_Input records:_

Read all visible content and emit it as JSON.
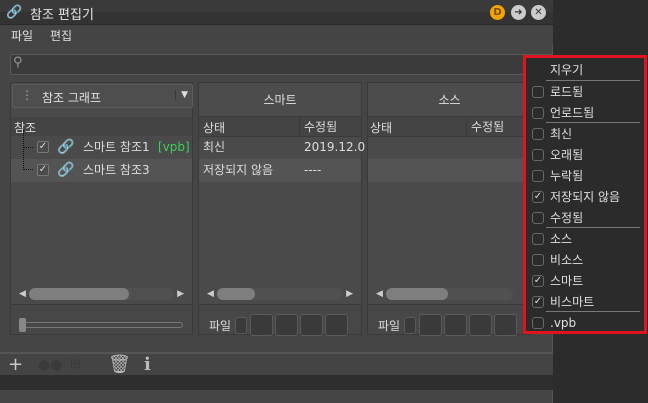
{
  "window": {
    "title": "참조 편집기"
  },
  "menubar": {
    "file": "파일",
    "edit": "편집"
  },
  "search": {
    "placeholder": ""
  },
  "left_panel": {
    "dropdown": "참조 그래프",
    "column": "참조",
    "items": [
      {
        "label": "스마트 참조1",
        "tag": "[vpb]",
        "checked": true
      },
      {
        "label": "스마트 참조3",
        "checked": true
      }
    ]
  },
  "smart_panel": {
    "title": "스마트",
    "columns": [
      "상태",
      "수정됨"
    ],
    "rows": [
      [
        "최신",
        "2019.12.0"
      ],
      [
        "저장되지 않음",
        "----"
      ]
    ],
    "footer_label": "파일"
  },
  "source_panel": {
    "title": "소스",
    "columns": [
      "상태",
      "수정됨"
    ],
    "footer_label": "파일"
  },
  "filter_menu": {
    "clear": "지우기",
    "items": [
      {
        "label": "로드됨",
        "checked": false
      },
      {
        "label": "언로드됨",
        "checked": false
      },
      {
        "label": "최신",
        "checked": false
      },
      {
        "label": "오래됨",
        "checked": false
      },
      {
        "label": "누락됨",
        "checked": false
      },
      {
        "label": "저장되지 않음",
        "checked": true
      },
      {
        "label": "수정됨",
        "checked": false
      },
      {
        "label": "소스",
        "checked": false
      },
      {
        "label": "비소스",
        "checked": false
      },
      {
        "label": "스마트",
        "checked": true
      },
      {
        "label": "비스마트",
        "checked": true
      },
      {
        "label": ".vpb",
        "checked": false
      }
    ]
  },
  "colors": {
    "accent_green": "#3ecf5a",
    "menu_border": "#e0141e",
    "badge": "#f0a500"
  }
}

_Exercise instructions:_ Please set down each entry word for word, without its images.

_Response area:_
Read all visible content and emit it as JSON.
{
  "window": {
    "title": "참조 편집기"
  },
  "menubar": {
    "file": "파일",
    "edit": "편집"
  },
  "search": {
    "placeholder": ""
  },
  "left_panel": {
    "dropdown": "참조 그래프",
    "column": "참조",
    "items": [
      {
        "label": "스마트 참조1",
        "tag": "[vpb]",
        "checked": true
      },
      {
        "label": "스마트 참조3",
        "checked": true
      }
    ]
  },
  "smart_panel": {
    "title": "스마트",
    "columns": [
      "상태",
      "수정됨"
    ],
    "rows": [
      [
        "최신",
        "2019.12.0"
      ],
      [
        "저장되지 않음",
        "----"
      ]
    ],
    "footer_label": "파일"
  },
  "source_panel": {
    "title": "소스",
    "columns": [
      "상태",
      "수정됨"
    ],
    "footer_label": "파일"
  },
  "filter_menu": {
    "clear": "지우기",
    "items": [
      {
        "label": "로드됨",
        "checked": false
      },
      {
        "label": "언로드됨",
        "checked": false
      },
      {
        "label": "최신",
        "checked": false
      },
      {
        "label": "오래됨",
        "checked": false
      },
      {
        "label": "누락됨",
        "checked": false
      },
      {
        "label": "저장되지 않음",
        "checked": true
      },
      {
        "label": "수정됨",
        "checked": false
      },
      {
        "label": "소스",
        "checked": false
      },
      {
        "label": "비소스",
        "checked": false
      },
      {
        "label": "스마트",
        "checked": true
      },
      {
        "label": "비스마트",
        "checked": true
      },
      {
        "label": ".vpb",
        "checked": false
      }
    ]
  },
  "colors": {
    "accent_green": "#3ecf5a",
    "menu_border": "#e0141e",
    "badge": "#f0a500"
  }
}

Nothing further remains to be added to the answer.